Saved entries:
--------------------------------
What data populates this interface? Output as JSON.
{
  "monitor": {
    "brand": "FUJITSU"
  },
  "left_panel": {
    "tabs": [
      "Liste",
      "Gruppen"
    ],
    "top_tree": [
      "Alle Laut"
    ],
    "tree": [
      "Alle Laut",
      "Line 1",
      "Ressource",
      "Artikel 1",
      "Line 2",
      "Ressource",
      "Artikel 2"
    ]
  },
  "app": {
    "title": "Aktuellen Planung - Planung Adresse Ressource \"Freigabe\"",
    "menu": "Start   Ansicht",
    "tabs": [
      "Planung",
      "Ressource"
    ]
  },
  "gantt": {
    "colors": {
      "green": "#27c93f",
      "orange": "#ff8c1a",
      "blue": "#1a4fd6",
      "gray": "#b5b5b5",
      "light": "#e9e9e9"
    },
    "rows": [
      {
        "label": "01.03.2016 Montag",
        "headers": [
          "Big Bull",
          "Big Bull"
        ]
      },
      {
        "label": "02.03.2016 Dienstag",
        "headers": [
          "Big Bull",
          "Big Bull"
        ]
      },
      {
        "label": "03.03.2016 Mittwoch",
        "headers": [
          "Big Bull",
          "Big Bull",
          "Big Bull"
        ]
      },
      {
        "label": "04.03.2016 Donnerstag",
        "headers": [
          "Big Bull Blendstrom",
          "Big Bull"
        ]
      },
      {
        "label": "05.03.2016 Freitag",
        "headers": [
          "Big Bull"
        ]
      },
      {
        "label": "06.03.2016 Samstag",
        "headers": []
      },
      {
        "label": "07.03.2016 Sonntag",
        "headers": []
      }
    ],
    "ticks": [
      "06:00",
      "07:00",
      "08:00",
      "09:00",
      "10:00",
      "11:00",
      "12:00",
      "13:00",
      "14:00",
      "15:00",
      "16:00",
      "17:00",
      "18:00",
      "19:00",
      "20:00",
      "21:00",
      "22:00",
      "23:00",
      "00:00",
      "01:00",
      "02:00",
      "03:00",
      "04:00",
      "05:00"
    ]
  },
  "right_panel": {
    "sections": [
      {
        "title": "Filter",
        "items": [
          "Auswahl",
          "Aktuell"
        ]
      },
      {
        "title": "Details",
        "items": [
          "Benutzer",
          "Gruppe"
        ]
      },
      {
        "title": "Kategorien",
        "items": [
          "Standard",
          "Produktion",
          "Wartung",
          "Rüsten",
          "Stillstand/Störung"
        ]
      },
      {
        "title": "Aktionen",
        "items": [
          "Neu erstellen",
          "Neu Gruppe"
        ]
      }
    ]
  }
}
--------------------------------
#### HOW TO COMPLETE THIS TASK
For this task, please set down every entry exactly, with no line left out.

#### ANSWER TO THIS PROBLEM
What data populates this interface? Output as JSON.
{
  "monitor": {
    "brand": "FUJITSU"
  },
  "left_panel": {
    "tabs": [
      "Liste",
      "Gruppen"
    ],
    "top_tree": [
      "Alle Laut"
    ],
    "tree": [
      "Alle Laut",
      "Line 1",
      "Ressource",
      "Artikel 1",
      "Line 2",
      "Ressource",
      "Artikel 2"
    ]
  },
  "app": {
    "title": "Aktuellen Planung - Planung Adresse Ressource \"Freigabe\"",
    "menu": "Start   Ansicht",
    "tabs": [
      "Planung",
      "Ressource"
    ]
  },
  "gantt": {
    "colors": {
      "green": "#27c93f",
      "orange": "#ff8c1a",
      "blue": "#1a4fd6",
      "gray": "#b5b5b5",
      "light": "#e9e9e9"
    },
    "rows": [
      {
        "label": "01.03.2016 Montag",
        "headers": [
          "Big Bull",
          "Big Bull"
        ]
      },
      {
        "label": "02.03.2016 Dienstag",
        "headers": [
          "Big Bull",
          "Big Bull"
        ]
      },
      {
        "label": "03.03.2016 Mittwoch",
        "headers": [
          "Big Bull",
          "Big Bull",
          "Big Bull"
        ]
      },
      {
        "label": "04.03.2016 Donnerstag",
        "headers": [
          "Big Bull Blendstrom",
          "Big Bull"
        ]
      },
      {
        "label": "05.03.2016 Freitag",
        "headers": [
          "Big Bull"
        ]
      },
      {
        "label": "06.03.2016 Samstag",
        "headers": []
      },
      {
        "label": "07.03.2016 Sonntag",
        "headers": []
      }
    ],
    "ticks": [
      "06:00",
      "07:00",
      "08:00",
      "09:00",
      "10:00",
      "11:00",
      "12:00",
      "13:00",
      "14:00",
      "15:00",
      "16:00",
      "17:00",
      "18:00",
      "19:00",
      "20:00",
      "21:00",
      "22:00",
      "23:00",
      "00:00",
      "01:00",
      "02:00",
      "03:00",
      "04:00",
      "05:00"
    ]
  },
  "right_panel": {
    "sections": [
      {
        "title": "Filter",
        "items": [
          "Auswahl",
          "Aktuell"
        ]
      },
      {
        "title": "Details",
        "items": [
          "Benutzer",
          "Gruppe"
        ]
      },
      {
        "title": "Kategorien",
        "items": [
          "Standard",
          "Produktion",
          "Wartung",
          "Rüsten",
          "Stillstand/Störung"
        ]
      },
      {
        "title": "Aktionen",
        "items": [
          "Neu erstellen",
          "Neu Gruppe"
        ]
      }
    ]
  }
}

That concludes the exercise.